Droid malware cloak outwits Google Bouncer and friends
Researchers show VXers a better way to infect Mountain View's mobile OS
Google's Bouncer Android defence tool is one of a dozen malware detection platforms that can be flawlessly skirted by malware employing smarter heuristics, researchers have found.
Malware kitted out with virtual machine detection functions and clever heuristics could bypass seemingly any detection platform on the market.
Bouncer was employed by Mountain View to weed out malicious applications before they hit the official Play Store.
Researchers found it and other dynamic analysis platforms lacked the capabilities to foil most and typically all of the academics' heuristics which they built into their mutant malware.
"To assess the effectiveness of our techniques, we incorporated them in real malware samples and submitted them to publicly available Android dynamic analysis systems, with alarming results," the team of five university researchers wrote in (a paper (PDF)) titled Rage Against the Virtual Machine: Hindering Dynamic Analysis of Android Malware.
"We found all tools and services to be vulnerable to most of our evasion techniques," the authors write. "Even trivial techniques, such as checking the value of the IMEI, are enough to evade some of the existing dynamic analysis frameworks."
The team tested a dozen dynamic analysis tools and found all failed to beat the heuristic evasion techniques and most could not detect any.
They said the raised "important questions" about the effectiveness of Android malware analysis systems.
However Google's Bouncer would have the smarts to detect the slippery malware if it were upgraded with realistic sensor event simulation, more accurate binary translation and hybrid application execution.

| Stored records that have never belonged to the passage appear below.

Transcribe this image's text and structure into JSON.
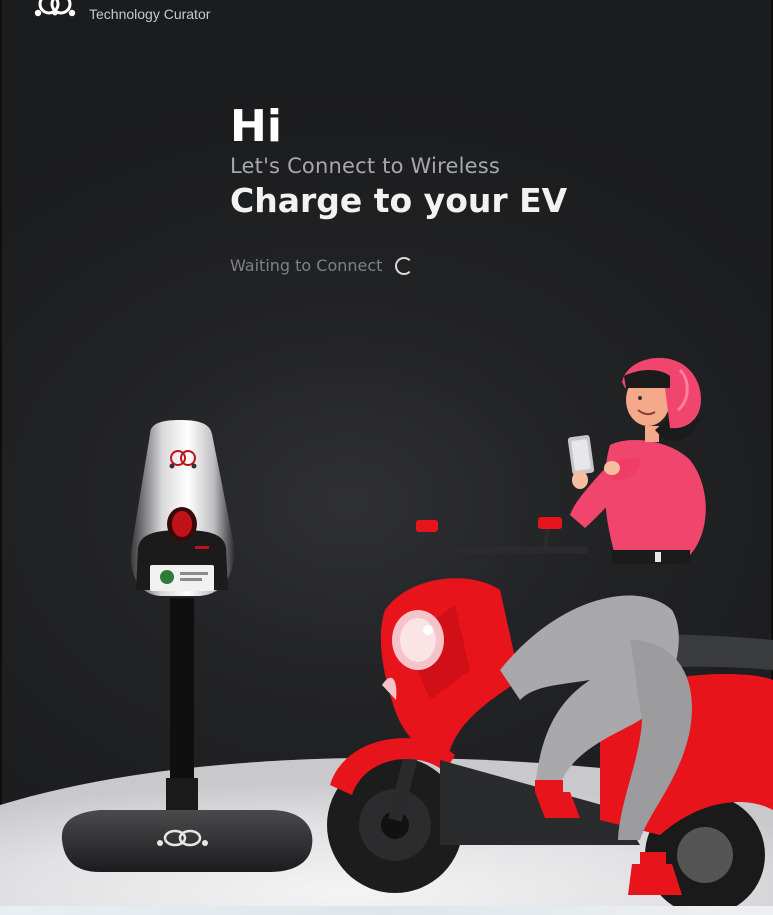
{
  "header": {
    "logo_icon": "network-knot-logo",
    "tagline": "Technology Curator"
  },
  "hero": {
    "greeting": "Hi",
    "subtitle": "Let's Connect to Wireless",
    "headline": "Charge to your EV"
  },
  "status": {
    "text": "Waiting to Connect",
    "spinner_icon": "loading-spinner-icon"
  },
  "illustration": {
    "charger_icon": "ev-charger-stand-icon",
    "rider_icon": "rider-on-scooter-icon",
    "colors": {
      "background": "#1d1e20",
      "accent_red": "#e8141b",
      "jacket_pink": "#f0466e",
      "floor": "#e6e6e8"
    }
  }
}
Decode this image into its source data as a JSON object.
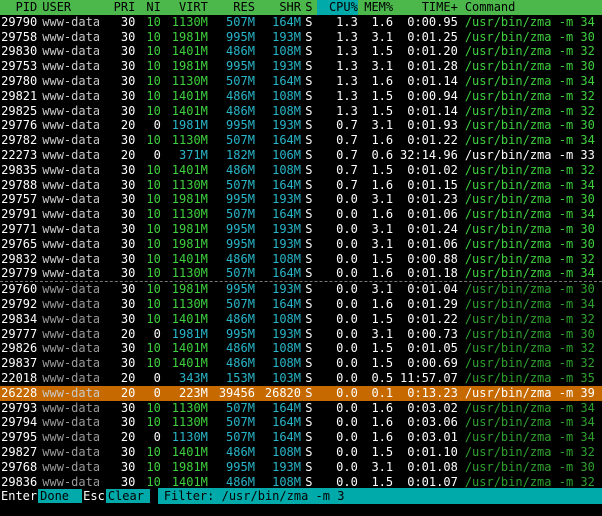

"Hybrid application execution would be the most secure and efficient way for a dynamic analysis tool [such as Google Bouncer] against all the suggested evasion heuristics," the research team wrote, adding that " ... when an application is attempting to load and run native code, then the execution of the native code can be forwarded and take place on a real device."
Previous studies have developed mobile malware evasion and detection techniques but none have focused on besting dynamic analysis Android tools, the team wrote.
Static analysis tools were beaten using techniques developed in research published last year described here (PDF). ®